The Perm nightclub death toll has reached 141, as Moscow authorities temporarily closed ten city nightclubs over fire safety violations, although the current law on such violations means that the clubs can reopen after 90 dayswithout eliminating the violations and without notifying officials‘.  The Emergencies Minister says inspectors turned a blind eye to breaches of fire safety in the Lame Horse nightclub ‘for years‘.  Vladimir Putin, at a late-night cabinet meeting yesterday, said, ‘All the vices of our bureaucracy were exposed by this tragedy. Its incompetence, corruption and links to businesses.‘  Putin wants officials who violated state procedures to face criminal responsibility sanctions.  Eight military officers have been dismissed from the armed forces after complaints about hazing (violent trials for new recruits), and a member of the Soldiers’ Mothers Committee called it ‘a very strong political decision. The commanders always get off scot-free in such cases‘.  

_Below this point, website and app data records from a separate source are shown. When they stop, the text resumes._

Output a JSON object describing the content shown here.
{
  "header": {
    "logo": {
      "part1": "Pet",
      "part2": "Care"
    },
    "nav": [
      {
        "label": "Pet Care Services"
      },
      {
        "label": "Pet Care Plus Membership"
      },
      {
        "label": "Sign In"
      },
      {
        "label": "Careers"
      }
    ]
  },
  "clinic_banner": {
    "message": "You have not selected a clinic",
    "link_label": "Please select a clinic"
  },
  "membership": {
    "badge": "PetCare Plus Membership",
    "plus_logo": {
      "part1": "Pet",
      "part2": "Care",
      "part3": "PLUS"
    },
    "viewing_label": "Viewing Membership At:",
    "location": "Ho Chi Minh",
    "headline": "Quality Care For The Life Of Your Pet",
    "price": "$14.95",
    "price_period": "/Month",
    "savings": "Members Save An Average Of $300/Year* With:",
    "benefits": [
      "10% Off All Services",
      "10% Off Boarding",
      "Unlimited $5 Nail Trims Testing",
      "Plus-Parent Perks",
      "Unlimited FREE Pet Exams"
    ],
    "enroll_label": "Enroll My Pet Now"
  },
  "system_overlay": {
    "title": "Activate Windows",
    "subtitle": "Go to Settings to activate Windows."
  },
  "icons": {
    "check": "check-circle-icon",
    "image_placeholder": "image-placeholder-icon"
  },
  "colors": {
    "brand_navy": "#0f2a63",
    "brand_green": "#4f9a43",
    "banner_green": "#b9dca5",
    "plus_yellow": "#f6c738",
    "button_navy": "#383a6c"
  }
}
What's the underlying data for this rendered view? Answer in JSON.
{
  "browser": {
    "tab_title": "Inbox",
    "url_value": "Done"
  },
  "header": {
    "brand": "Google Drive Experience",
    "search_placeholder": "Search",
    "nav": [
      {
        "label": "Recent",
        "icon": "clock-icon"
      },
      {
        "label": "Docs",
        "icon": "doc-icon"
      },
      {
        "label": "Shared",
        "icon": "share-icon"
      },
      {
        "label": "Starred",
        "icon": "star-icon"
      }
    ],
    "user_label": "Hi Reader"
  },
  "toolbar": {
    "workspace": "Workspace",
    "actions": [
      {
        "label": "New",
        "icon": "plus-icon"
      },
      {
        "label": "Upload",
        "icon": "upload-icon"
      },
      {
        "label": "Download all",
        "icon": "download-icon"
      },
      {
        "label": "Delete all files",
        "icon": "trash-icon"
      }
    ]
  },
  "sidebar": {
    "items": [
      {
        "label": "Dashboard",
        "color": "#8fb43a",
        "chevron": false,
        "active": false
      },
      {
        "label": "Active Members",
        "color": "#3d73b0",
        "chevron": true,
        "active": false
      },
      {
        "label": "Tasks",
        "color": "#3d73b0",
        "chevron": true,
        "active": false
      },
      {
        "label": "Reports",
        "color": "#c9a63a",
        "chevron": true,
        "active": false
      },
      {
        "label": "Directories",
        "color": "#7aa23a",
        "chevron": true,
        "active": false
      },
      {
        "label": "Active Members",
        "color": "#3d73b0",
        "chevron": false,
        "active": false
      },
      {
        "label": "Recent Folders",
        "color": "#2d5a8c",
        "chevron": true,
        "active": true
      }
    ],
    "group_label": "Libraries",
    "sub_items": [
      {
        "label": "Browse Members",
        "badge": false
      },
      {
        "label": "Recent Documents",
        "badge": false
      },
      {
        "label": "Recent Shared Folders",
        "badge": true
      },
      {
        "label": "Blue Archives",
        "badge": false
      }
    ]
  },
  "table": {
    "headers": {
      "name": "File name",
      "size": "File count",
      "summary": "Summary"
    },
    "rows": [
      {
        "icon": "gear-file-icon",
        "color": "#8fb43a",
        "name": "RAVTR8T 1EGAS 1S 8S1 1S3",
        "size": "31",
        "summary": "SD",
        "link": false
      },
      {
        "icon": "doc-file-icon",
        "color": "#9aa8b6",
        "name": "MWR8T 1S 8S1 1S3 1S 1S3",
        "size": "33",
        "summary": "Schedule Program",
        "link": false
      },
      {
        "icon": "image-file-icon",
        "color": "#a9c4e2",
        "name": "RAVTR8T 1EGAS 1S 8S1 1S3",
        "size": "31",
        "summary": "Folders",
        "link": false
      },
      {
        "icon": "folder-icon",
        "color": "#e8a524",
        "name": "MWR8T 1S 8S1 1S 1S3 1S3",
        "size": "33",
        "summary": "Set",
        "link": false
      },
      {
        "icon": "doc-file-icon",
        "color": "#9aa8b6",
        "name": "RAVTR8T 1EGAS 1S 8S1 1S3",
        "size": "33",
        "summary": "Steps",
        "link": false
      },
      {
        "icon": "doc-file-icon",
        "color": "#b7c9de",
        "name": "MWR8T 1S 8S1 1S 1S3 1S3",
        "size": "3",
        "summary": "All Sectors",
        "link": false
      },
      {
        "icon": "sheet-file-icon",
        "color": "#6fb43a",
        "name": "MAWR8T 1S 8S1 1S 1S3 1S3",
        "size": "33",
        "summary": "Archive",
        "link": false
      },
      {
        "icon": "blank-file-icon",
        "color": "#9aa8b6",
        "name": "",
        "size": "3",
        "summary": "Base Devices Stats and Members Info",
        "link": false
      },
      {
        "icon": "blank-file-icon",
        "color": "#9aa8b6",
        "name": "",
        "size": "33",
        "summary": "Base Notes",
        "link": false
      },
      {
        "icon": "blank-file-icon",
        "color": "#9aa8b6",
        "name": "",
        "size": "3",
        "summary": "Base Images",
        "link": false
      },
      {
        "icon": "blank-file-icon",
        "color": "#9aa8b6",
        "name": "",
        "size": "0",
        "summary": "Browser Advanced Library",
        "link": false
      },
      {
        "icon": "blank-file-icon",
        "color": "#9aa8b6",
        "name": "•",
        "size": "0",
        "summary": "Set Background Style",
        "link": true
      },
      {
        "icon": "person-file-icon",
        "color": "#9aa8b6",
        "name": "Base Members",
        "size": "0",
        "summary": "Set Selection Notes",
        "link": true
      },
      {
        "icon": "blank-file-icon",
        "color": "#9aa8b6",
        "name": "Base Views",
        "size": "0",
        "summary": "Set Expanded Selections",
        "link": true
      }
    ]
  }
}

Norwegians thought they were being visited by UFOs, until Russia admitted that this strange spiraling light display was the result of a failed missile test.  Russians increasingly believe in the relevance of the Constitution, says a VTsIOM poll, and the Public Opinion Foundation, in contrast with recent slumping popularity reports, says that Vladimir Putin’s question and answer session last week gave his public ratings a boost.  ‘The primary danger is that in place of true modernization, Russia’s leaders will only slightly tweak existing power-vertical institutions and then try to package it in terms of “modernization reform.”‘  
Emotional‘ talks between President Dmitry Medvedev and his Belarussian counterpart, Alexander Lukashenko, saw both sides agreeing to a more unified foreign policy, although there is no clear indication that Belarus will follow Russia in recognizing breakaway Georgian provinces.  Russia will be eyeing Abkhazia’s Saturday elections carefully, although the winner ‘is unlikely to divert from the path of close association with Moscow, while Western influence in the region promises to remain minimal as long as no other countries recognize Abkhazia as independent,‘ says the Moscow Times.  
On Russia’s tobacco ‘epidemic.  
PHOTO: A strange light phenomenon soaring in the night sky above the town of Skjervoy in northern Norway on Wednesday. (Anita Olsen / AP)